**Task to carry out**
In the entries below, find the lines that contain the word "heading" and copy them.
==============================
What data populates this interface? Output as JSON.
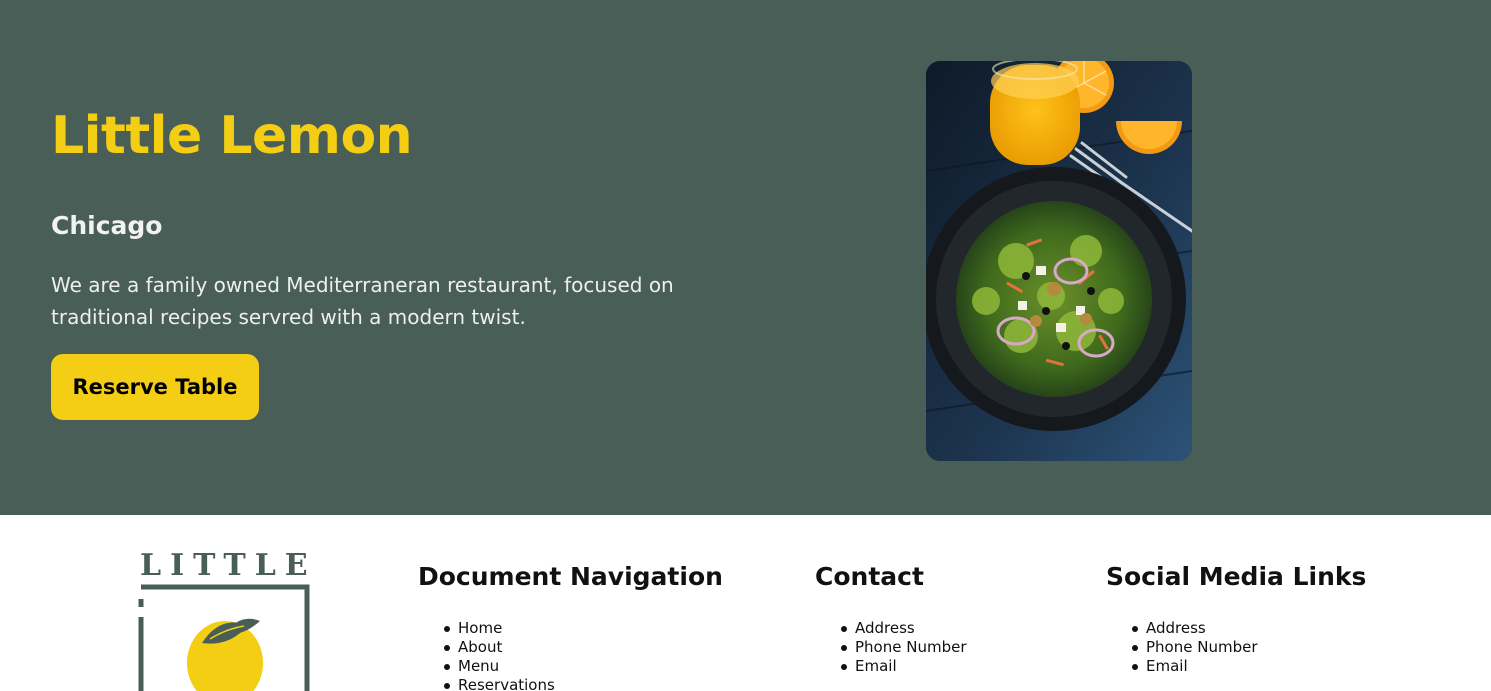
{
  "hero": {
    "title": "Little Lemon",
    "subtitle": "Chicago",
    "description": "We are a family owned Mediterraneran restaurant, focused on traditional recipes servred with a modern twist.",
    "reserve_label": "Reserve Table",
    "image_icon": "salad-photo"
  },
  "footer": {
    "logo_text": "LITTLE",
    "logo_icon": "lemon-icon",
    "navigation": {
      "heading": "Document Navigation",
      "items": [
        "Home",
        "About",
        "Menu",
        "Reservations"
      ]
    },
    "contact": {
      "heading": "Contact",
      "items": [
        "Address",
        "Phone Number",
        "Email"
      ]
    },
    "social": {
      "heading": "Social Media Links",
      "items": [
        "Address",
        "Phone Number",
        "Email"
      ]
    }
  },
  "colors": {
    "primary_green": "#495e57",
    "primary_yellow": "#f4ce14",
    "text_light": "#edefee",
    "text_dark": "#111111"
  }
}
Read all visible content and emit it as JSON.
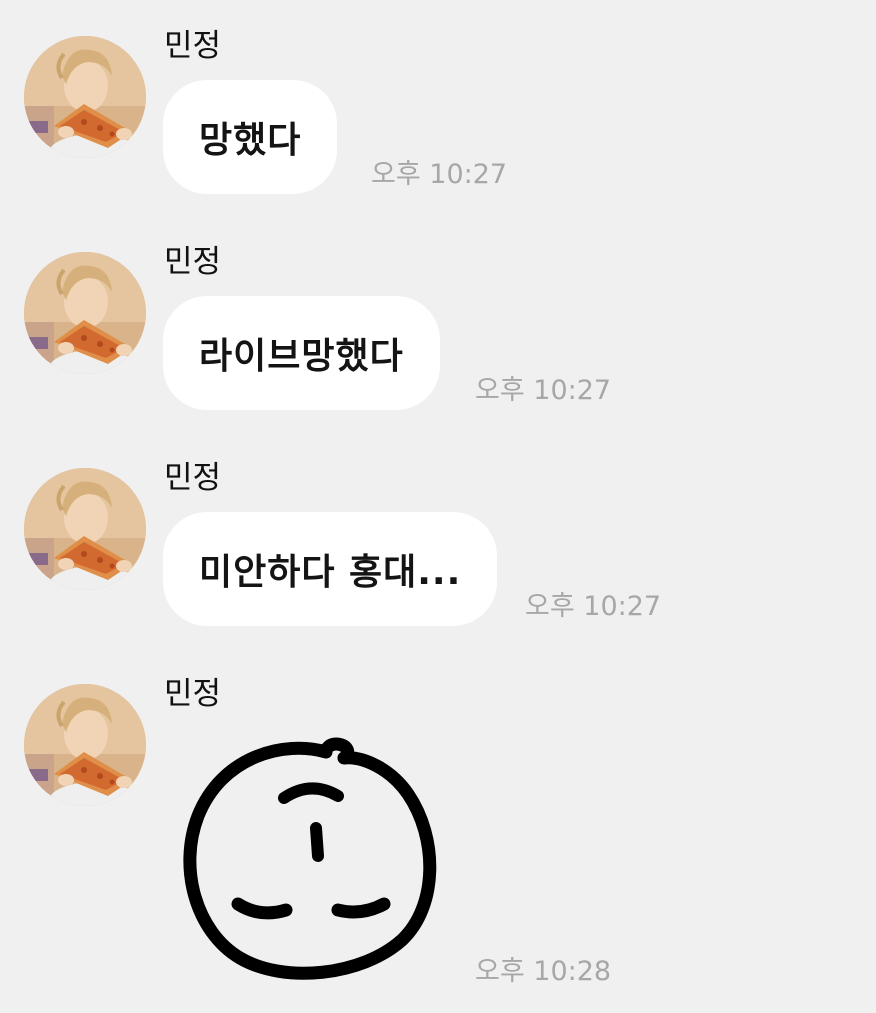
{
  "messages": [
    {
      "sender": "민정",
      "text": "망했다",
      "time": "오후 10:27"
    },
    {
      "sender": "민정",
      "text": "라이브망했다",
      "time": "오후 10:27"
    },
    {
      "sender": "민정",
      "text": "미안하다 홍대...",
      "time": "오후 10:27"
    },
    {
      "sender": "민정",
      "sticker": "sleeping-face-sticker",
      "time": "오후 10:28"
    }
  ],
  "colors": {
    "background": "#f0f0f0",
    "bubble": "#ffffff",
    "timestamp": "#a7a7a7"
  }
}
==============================
**Solution**
      "heading": "Document Navigation",
      "heading": "Contact",
      "heading": "Social Media Links",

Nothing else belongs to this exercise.